Taijul Islam finished the 2nd Test against South Africa with a 5-wicket haul and 9 wickets in the match.
Since the lockdown, he has picked up 30 wickets in 6 games. There are three 5-wicket hauls and a further two four-wicket hauls in these 10 innings. His strike rates are a bit high because of relentless long spells. But he has averaged 37.23 in those games which is a testament to his improvement.
He probably is the most consistent performer for Bangladesh in Tests in recent times.
Yet, this was his 3rd game only in the last 12 months when the Tigers have played a total of 7 Tests. That means, he could only play less than 50 per cent games with that consistency.
The on book reason for this is that Bangladesh played 5 of these Tests in away conditions where seamers can offer a lot.
As a result, Bangladesh chose to go with more pacers than spinners, resulting in Taijul being dropped.

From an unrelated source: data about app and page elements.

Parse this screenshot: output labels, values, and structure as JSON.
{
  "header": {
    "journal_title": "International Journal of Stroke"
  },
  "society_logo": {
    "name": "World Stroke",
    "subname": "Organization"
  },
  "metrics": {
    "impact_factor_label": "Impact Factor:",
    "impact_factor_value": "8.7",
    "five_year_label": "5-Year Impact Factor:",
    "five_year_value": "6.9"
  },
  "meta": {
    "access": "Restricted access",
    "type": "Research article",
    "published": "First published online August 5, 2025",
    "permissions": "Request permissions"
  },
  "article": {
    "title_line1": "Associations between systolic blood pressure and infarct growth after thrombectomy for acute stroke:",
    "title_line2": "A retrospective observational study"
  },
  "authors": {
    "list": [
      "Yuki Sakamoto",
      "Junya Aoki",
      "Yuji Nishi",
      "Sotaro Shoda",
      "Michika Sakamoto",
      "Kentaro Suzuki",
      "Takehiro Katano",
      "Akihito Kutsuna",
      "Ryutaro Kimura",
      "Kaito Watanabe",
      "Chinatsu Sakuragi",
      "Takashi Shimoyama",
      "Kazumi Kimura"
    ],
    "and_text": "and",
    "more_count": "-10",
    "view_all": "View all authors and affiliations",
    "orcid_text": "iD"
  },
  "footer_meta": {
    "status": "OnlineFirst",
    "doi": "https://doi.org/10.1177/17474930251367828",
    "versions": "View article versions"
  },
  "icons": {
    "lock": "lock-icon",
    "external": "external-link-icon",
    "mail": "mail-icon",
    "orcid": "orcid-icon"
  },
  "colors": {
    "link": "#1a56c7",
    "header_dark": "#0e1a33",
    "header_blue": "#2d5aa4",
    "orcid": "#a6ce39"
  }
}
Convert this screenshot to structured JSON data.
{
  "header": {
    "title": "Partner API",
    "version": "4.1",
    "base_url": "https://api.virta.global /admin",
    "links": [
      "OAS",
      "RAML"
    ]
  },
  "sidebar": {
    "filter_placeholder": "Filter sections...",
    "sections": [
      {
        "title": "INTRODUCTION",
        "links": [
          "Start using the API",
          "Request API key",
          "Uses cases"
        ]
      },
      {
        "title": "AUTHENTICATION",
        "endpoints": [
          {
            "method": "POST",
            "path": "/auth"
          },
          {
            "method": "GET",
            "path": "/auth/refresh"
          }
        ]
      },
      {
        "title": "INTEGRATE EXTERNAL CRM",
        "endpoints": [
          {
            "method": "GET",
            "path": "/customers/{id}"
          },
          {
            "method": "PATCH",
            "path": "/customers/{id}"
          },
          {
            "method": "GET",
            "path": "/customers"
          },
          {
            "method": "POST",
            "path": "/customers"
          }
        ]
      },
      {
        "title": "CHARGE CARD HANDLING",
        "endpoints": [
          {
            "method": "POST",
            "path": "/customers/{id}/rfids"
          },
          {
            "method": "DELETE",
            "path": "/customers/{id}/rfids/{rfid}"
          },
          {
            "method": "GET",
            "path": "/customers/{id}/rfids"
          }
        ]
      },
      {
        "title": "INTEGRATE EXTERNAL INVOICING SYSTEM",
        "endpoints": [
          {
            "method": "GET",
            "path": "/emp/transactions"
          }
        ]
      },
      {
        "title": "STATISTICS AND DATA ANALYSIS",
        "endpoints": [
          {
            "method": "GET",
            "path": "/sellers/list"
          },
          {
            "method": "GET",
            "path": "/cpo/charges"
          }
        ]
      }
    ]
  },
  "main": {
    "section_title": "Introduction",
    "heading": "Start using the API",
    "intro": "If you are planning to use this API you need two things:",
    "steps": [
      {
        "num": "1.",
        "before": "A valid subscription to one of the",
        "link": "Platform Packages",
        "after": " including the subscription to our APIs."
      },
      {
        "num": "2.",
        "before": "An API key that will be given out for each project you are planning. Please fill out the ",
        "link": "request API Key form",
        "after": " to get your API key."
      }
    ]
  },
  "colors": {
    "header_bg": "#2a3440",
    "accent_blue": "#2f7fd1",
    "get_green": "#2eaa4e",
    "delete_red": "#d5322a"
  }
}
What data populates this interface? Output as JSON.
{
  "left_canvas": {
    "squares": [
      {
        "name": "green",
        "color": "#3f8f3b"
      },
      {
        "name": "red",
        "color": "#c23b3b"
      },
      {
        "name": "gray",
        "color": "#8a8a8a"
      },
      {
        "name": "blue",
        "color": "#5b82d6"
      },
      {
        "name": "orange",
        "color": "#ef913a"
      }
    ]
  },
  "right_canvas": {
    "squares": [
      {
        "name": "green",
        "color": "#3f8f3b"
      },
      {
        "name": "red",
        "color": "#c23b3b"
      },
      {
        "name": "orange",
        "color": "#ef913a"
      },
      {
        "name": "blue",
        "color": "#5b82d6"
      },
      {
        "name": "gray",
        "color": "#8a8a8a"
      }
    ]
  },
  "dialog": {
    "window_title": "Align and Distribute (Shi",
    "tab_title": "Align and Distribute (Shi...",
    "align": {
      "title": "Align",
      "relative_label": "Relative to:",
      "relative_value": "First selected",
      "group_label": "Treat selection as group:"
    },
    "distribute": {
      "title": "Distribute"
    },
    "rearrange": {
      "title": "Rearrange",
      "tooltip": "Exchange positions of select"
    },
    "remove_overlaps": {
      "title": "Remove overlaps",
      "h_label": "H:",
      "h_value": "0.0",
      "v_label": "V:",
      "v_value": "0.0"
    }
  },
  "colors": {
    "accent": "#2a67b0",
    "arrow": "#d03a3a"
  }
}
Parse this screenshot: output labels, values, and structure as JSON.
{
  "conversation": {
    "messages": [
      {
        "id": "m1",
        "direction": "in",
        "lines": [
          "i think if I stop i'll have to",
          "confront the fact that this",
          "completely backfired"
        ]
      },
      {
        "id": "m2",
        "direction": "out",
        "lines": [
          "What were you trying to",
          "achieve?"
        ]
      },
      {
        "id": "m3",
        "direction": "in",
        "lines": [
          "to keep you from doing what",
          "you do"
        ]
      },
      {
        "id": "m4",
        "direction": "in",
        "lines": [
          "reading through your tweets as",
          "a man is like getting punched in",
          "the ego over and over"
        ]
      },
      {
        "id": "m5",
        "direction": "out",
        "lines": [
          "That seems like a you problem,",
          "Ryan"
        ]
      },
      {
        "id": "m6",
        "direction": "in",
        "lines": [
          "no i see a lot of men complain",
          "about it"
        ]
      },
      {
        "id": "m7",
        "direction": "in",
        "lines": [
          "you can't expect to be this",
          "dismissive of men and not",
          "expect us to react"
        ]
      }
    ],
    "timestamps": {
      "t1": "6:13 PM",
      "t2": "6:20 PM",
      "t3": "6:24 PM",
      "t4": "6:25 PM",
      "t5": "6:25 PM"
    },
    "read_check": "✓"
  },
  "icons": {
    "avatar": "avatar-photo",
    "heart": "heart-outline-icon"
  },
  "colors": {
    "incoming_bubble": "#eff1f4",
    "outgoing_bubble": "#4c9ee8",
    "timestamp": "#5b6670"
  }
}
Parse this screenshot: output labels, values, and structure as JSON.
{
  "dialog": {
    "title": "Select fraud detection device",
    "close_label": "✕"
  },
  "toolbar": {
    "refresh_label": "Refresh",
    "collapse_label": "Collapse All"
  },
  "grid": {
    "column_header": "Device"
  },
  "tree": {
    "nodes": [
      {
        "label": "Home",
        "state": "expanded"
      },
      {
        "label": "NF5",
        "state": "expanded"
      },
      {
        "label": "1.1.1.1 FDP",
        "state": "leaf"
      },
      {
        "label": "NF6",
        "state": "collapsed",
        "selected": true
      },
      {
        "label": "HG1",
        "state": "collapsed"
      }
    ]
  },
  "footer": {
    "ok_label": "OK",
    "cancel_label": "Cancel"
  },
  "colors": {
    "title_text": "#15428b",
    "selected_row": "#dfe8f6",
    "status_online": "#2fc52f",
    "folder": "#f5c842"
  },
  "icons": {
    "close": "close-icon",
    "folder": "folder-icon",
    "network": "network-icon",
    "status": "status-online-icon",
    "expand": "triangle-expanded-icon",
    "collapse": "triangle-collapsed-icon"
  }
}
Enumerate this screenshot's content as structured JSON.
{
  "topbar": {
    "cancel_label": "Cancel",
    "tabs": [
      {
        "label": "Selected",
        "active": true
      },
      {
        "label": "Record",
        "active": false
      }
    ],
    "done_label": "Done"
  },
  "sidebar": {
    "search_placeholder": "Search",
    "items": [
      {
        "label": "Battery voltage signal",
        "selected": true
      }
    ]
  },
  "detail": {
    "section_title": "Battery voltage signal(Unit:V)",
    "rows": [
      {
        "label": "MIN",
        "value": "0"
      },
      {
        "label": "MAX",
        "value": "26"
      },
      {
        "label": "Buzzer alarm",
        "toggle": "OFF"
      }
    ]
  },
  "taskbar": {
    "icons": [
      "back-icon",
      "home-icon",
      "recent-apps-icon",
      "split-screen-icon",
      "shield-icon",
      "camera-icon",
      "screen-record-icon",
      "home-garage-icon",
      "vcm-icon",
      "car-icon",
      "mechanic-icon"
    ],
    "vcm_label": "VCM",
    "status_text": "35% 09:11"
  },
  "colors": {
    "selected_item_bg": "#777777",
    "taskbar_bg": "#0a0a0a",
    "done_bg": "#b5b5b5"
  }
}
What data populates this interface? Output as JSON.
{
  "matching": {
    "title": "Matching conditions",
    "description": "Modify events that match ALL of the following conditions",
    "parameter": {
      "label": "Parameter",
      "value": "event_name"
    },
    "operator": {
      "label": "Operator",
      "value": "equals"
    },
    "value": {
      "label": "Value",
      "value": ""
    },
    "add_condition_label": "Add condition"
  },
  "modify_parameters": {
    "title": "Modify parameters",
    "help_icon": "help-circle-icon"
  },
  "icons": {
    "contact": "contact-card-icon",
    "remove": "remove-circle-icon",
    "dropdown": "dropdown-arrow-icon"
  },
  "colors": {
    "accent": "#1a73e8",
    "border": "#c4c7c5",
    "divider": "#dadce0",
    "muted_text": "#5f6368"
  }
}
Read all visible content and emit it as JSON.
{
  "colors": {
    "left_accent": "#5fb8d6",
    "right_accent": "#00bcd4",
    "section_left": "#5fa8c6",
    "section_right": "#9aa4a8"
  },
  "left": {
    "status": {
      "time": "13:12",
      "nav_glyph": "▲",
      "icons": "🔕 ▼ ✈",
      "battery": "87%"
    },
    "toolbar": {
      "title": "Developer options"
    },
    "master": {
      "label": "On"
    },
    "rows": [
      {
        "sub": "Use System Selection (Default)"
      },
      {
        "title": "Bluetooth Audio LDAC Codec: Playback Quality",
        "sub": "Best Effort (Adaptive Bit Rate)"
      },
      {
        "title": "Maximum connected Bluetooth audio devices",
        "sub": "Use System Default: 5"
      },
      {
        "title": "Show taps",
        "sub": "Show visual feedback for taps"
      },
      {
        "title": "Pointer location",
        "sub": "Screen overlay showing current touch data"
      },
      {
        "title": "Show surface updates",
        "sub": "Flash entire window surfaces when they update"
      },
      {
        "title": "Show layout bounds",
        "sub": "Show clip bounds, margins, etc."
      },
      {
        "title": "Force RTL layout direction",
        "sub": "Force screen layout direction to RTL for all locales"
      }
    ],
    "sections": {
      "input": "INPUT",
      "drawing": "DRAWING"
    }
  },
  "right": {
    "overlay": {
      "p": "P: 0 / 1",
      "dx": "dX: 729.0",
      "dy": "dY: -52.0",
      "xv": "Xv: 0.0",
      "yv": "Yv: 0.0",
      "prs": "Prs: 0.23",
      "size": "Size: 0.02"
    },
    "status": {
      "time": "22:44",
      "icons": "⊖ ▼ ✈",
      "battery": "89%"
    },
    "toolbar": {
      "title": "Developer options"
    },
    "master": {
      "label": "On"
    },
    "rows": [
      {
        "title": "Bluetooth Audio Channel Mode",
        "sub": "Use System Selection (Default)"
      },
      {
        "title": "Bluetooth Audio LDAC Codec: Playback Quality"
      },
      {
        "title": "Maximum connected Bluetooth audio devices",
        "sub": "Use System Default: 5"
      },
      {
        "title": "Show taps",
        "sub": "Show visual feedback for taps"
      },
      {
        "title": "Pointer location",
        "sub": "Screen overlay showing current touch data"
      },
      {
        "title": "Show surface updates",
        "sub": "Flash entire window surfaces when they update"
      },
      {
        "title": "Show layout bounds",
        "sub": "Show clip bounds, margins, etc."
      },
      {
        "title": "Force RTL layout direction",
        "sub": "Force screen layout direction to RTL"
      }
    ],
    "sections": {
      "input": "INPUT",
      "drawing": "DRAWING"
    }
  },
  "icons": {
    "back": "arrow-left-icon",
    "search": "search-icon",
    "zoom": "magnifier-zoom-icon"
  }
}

One might find this unreasonable. Australia keeps Nathan Lyon in the XI no matter what the condition is. The same goes with Mitchell Santner for New Zealand, Jack Leach for England, Keshav Maharaj for South Africa, and Yasir Shah for Pakistan. And they maintain their 3-4 seamers strategy as well.
Apparently, there is no strong reason for a team to sacrifice their best spinner, at least a spinner in such a great form.
For Bangladesh, the problem actually lies in the defensive mindset of the team. Over the years, Bangladesh have nourished an unhealthy obsession with fielding only 4 bowlers in the XI.
Regardless of home or away conditions, Bangladesh go with 4 bowlers. This strategy has been brutally exposed after Shakib Al Hasan's frequent absence in Tests.
The excuse that the team management gives is that Shakib is the fifth bowler, and due to his absence, the team finds it difficult to create the right formation.
This excuse doesn’t make much sense as an all-rounder should be replaced by an all-rounder if you want to stick to your original team formation. In no way you can bring a batter to replace an absent all-rounder and then put forward that excuse.
At the same time, Miraz has already established himself as a dependable bowler and has developed as a batter in recent times. He might deliver more if brought higher up the order.
Somehow Bangladesh is reluctant to do that which compromises Taijul’s spot in the playing XI.
Because Bangladesh picks four bowlers - three pacers and a spinner, Miraz is picked ahead of Taijul as Miraj can bat. Put simply, Bangladesh want to play with 8 batters which is an ultimate defensive approach and shows a lack of confidence in the batting lineup.
When all the big Test-playing nations are putting more and more effort into strengthening their bowling lineup, it is pointless to even argue for the fact that Bangladesh play 4 bowlers. Such a defensive mentality will certainly take Bangladesh nowhere in the longer version of cricket.